▶ [WORK ITEM] Report each line of the entries below that has the word "index" in it.

▶ [Web page and app entries]
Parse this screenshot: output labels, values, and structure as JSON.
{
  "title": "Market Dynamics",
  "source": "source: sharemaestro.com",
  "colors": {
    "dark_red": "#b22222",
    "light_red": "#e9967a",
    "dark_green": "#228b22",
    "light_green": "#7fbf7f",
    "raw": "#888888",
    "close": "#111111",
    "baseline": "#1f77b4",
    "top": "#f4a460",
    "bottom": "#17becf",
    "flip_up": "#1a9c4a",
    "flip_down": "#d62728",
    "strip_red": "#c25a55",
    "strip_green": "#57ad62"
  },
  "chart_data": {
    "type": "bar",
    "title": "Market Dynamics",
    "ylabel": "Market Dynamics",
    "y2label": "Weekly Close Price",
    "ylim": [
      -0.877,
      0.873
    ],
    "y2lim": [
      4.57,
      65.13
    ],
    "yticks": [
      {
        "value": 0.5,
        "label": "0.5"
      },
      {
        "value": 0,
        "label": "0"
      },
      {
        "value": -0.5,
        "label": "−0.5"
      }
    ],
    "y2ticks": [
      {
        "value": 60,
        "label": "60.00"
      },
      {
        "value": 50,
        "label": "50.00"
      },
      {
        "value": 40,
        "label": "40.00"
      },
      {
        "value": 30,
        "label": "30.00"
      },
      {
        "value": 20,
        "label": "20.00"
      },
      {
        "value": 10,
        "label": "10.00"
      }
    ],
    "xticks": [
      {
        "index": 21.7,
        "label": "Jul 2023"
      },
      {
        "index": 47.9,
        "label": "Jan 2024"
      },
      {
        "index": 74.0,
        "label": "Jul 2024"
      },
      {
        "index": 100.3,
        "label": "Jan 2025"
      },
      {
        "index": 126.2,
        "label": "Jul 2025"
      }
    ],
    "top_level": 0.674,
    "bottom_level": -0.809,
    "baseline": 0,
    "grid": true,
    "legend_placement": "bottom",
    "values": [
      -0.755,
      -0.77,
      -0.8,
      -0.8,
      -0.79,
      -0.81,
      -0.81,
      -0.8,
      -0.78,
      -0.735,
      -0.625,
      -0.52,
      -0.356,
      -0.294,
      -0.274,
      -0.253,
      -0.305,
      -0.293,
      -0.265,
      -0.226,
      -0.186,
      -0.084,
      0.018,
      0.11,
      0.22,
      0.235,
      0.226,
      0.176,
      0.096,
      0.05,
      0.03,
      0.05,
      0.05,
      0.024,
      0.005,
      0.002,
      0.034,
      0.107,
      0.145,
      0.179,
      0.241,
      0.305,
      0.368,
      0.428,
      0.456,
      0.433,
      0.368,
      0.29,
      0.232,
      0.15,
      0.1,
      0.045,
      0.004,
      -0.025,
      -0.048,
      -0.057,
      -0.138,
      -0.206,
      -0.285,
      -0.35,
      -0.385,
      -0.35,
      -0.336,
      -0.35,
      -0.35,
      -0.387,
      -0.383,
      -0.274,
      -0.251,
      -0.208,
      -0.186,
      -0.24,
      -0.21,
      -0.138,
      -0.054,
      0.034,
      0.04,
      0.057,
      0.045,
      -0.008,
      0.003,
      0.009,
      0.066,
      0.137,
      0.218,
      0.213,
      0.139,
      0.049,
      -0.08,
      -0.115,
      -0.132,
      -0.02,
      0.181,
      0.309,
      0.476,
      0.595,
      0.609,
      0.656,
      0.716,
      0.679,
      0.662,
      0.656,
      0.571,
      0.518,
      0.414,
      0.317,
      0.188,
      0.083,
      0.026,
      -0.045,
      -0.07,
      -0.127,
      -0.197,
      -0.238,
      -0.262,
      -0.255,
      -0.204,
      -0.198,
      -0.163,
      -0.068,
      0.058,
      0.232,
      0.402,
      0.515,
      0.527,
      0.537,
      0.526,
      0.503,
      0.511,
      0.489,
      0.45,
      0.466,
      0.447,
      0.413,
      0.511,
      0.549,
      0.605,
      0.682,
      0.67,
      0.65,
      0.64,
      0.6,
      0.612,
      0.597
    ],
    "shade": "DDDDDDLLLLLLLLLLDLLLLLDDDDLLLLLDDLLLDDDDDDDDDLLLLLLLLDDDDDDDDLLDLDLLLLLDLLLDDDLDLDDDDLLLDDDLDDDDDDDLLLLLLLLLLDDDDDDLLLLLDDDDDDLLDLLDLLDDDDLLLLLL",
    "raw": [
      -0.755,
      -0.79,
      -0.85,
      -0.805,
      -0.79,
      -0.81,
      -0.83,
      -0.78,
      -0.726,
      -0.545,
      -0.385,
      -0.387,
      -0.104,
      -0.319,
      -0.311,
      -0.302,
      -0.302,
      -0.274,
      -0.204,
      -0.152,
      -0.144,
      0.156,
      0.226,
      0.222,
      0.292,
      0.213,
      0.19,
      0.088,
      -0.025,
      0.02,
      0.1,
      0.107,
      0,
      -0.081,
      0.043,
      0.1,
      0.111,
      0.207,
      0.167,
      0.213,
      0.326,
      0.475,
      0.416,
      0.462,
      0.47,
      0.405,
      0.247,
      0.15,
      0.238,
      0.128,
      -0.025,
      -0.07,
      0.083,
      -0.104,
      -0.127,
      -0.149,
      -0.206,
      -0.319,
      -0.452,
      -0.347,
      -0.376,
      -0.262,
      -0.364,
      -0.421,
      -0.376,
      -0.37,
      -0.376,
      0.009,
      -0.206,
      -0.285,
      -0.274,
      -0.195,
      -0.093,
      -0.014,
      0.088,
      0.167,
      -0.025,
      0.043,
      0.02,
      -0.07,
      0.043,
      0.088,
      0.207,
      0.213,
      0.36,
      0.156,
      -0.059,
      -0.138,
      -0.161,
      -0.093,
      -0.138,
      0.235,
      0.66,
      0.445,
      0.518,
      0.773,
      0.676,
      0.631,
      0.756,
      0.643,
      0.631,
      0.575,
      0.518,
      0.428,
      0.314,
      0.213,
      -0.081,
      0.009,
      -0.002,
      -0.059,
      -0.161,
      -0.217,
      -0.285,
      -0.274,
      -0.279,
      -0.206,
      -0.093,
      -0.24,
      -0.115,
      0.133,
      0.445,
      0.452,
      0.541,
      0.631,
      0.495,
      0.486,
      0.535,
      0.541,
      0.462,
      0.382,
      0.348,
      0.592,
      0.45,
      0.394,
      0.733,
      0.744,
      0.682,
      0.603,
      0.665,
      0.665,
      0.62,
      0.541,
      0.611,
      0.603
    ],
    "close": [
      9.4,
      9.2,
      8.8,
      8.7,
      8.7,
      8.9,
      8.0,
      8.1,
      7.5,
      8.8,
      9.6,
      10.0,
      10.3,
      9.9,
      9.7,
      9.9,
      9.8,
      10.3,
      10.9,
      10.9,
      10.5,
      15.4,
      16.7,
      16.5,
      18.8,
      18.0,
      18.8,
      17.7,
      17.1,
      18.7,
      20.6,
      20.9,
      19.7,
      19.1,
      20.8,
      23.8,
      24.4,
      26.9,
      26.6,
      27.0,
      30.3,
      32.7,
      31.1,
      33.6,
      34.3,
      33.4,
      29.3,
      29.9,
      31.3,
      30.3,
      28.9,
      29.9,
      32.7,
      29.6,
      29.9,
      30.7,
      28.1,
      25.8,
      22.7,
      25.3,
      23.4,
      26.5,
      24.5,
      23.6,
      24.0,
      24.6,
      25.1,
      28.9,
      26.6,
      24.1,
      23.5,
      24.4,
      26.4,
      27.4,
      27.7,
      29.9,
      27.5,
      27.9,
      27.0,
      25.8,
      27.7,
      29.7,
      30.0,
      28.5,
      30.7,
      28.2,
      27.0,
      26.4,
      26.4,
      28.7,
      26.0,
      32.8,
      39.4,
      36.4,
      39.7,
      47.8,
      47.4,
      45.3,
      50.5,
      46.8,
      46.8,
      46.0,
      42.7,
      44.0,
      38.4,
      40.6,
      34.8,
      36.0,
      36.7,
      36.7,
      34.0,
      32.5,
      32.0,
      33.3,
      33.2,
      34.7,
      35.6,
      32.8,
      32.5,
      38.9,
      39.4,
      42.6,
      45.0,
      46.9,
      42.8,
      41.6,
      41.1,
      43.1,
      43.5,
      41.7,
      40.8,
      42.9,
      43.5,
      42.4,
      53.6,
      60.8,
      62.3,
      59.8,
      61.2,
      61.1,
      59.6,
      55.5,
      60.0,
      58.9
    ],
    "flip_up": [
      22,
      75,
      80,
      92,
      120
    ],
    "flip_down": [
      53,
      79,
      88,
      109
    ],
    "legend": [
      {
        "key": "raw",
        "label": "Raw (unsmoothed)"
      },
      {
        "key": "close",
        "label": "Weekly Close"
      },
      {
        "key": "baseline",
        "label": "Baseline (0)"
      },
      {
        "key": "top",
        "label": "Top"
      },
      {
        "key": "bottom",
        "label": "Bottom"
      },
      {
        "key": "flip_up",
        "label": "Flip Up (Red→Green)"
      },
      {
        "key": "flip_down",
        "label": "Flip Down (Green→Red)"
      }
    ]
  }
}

▶ [RESULT OF THIS EXERCISE]
        "index": 21.7,
        "index": 47.9,
        "index": 74.0,
        "index": 100.3,
        "index": 126.2,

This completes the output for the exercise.